(Entries from a dataset of interfaces)
--- START ---
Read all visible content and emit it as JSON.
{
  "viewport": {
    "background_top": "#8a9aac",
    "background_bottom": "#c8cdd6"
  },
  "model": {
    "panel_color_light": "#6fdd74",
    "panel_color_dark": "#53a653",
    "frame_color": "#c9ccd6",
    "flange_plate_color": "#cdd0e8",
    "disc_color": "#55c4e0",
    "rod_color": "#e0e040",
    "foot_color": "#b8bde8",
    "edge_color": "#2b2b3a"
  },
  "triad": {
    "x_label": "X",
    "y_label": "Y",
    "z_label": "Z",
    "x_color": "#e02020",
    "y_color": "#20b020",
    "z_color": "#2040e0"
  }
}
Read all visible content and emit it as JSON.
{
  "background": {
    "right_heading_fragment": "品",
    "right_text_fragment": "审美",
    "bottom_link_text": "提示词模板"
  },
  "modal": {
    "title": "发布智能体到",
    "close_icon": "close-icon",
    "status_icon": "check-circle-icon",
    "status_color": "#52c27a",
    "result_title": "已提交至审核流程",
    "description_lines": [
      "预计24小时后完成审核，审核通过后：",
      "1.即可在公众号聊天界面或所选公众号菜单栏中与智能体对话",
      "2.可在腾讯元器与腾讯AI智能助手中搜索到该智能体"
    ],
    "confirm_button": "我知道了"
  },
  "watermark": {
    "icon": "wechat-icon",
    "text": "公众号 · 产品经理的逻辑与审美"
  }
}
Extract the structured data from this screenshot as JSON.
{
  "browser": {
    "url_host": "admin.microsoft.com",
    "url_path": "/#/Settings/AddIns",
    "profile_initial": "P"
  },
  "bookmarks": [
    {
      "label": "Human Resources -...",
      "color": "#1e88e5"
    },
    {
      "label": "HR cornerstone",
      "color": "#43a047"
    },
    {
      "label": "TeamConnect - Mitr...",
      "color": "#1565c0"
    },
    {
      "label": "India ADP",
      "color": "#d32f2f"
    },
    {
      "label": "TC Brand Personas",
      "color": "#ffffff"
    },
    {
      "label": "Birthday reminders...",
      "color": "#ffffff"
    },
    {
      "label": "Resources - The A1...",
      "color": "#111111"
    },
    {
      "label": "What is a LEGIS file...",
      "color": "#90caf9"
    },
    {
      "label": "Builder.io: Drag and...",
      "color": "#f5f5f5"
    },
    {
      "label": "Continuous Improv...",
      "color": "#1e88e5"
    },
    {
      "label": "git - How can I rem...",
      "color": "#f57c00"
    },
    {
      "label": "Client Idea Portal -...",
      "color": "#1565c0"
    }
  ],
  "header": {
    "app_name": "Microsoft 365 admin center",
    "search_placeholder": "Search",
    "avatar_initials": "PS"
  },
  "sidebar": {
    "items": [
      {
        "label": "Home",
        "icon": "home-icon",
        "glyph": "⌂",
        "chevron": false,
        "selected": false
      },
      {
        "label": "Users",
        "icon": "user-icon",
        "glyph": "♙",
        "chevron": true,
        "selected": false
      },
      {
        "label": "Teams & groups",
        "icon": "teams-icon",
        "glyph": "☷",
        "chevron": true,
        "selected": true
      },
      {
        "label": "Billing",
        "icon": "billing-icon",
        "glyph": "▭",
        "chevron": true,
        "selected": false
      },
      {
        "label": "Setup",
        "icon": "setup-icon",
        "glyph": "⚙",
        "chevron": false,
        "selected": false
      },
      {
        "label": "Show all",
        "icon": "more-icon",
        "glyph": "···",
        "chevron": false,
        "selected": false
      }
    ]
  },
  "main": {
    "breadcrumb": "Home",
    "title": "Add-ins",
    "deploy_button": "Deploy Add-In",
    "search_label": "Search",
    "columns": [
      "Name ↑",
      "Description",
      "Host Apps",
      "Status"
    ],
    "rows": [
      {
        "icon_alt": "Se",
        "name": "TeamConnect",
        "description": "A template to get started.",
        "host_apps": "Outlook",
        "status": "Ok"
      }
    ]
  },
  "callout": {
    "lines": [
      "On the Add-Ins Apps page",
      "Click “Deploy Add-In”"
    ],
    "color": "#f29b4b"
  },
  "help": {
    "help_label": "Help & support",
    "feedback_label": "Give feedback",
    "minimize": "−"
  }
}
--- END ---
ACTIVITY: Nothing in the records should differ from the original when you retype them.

RESULT FOR THIS TASK:
Read all visible content and emit it as JSON.
{
  "viewport": {
    "background_top": "#8a9aac",
    "background_bottom": "#c8cdd6"
  },
  "model": {
    "panel_color_light": "#6fdd74",
    "panel_color_dark": "#53a653",
    "frame_color": "#c9ccd6",
    "flange_plate_color": "#cdd0e8",
    "disc_color": "#55c4e0",
    "rod_color": "#e0e040",
    "foot_color": "#b8bde8",
    "edge_color": "#2b2b3a"
  },
  "triad": {
    "x_label": "X",
    "y_label": "Y",
    "z_label": "Z",
    "x_color": "#e02020",
    "y_color": "#20b020",
    "z_color": "#2040e0"
  }
}
Read all visible content and emit it as JSON.
{
  "background": {
    "right_heading_fragment": "品",
    "right_text_fragment": "审美",
    "bottom_link_text": "提示词模板"
  },
  "modal": {
    "title": "发布智能体到",
    "close_icon": "close-icon",
    "status_icon": "check-circle-icon",
    "status_color": "#52c27a",
    "result_title": "已提交至审核流程",
    "description_lines": [
      "预计24小时后完成审核，审核通过后：",
      "1.即可在公众号聊天界面或所选公众号菜单栏中与智能体对话",
      "2.可在腾讯元器与腾讯AI智能助手中搜索到该智能体"
    ],
    "confirm_button": "我知道了"
  },
  "watermark": {
    "icon": "wechat-icon",
    "text": "公众号 · 产品经理的逻辑与审美"
  }
}
Extract the structured data from this screenshot as JSON.
{
  "browser": {
    "url_host": "admin.microsoft.com",
    "url_path": "/#/Settings/AddIns",
    "profile_initial": "P"
  },
  "bookmarks": [
    {
      "label": "Human Resources -...",
      "color": "#1e88e5"
    },
    {
      "label": "HR cornerstone",
      "color": "#43a047"
    },
    {
      "label": "TeamConnect - Mitr...",
      "color": "#1565c0"
    },
    {
      "label": "India ADP",
      "color": "#d32f2f"
    },
    {
      "label": "TC Brand Personas",
      "color": "#ffffff"
    },
    {
      "label": "Birthday reminders...",
      "color": "#ffffff"
    },
    {
      "label": "Resources - The A1...",
      "color": "#111111"
    },
    {
      "label": "What is a LEGIS file...",
      "color": "#90caf9"
    },
    {
      "label": "Builder.io: Drag and...",
      "color": "#f5f5f5"
    },
    {
      "label": "Continuous Improv...",
      "color": "#1e88e5"
    },
    {
      "label": "git - How can I rem...",
      "color": "#f57c00"
    },
    {
      "label": "Client Idea Portal -...",
      "color": "#1565c0"
    }
  ],
  "header": {
    "app_name": "Microsoft 365 admin center",
    "search_placeholder": "Search",
    "avatar_initials": "PS"
  },
  "sidebar": {
    "items": [
      {
        "label": "Home",
        "icon": "home-icon",
        "glyph": "⌂",
        "chevron": false,
        "selected": false
      },
      {
        "label": "Users",
        "icon": "user-icon",
        "glyph": "♙",
        "chevron": true,
        "selected": false
      },
      {
        "label": "Teams & groups",
        "icon": "teams-icon",
        "glyph": "☷",
        "chevron": true,
        "selected": true
      },
      {
        "label": "Billing",
        "icon": "billing-icon",
        "glyph": "▭",
        "chevron": true,
        "selected": false
      },
      {
        "label": "Setup",
        "icon": "setup-icon",
        "glyph": "⚙",
        "chevron": false,
        "selected": false
      },
      {
        "label": "Show all",
        "icon": "more-icon",
        "glyph": "···",
        "chevron": false,
        "selected": false
      }
    ]
  },
  "main": {
    "breadcrumb": "Home",
    "title": "Add-ins",
    "deploy_button": "Deploy Add-In",
    "search_label": "Search",
    "columns": [
      "Name ↑",
      "Description",
      "Host Apps",
      "Status"
    ],
    "rows": [
      {
        "icon_alt": "Se",
        "name": "TeamConnect",
        "description": "A template to get started.",
        "host_apps": "Outlook",
        "status": "Ok"
      }
    ]
  },
  "callout": {
    "lines": [
      "On the Add-Ins Apps page",
      "Click “Deploy Add-In”"
    ],
    "color": "#f29b4b"
  },
  "help": {
    "help_label": "Help & support",
    "feedback_label": "Give feedback",
    "minimize": "−"
  }
}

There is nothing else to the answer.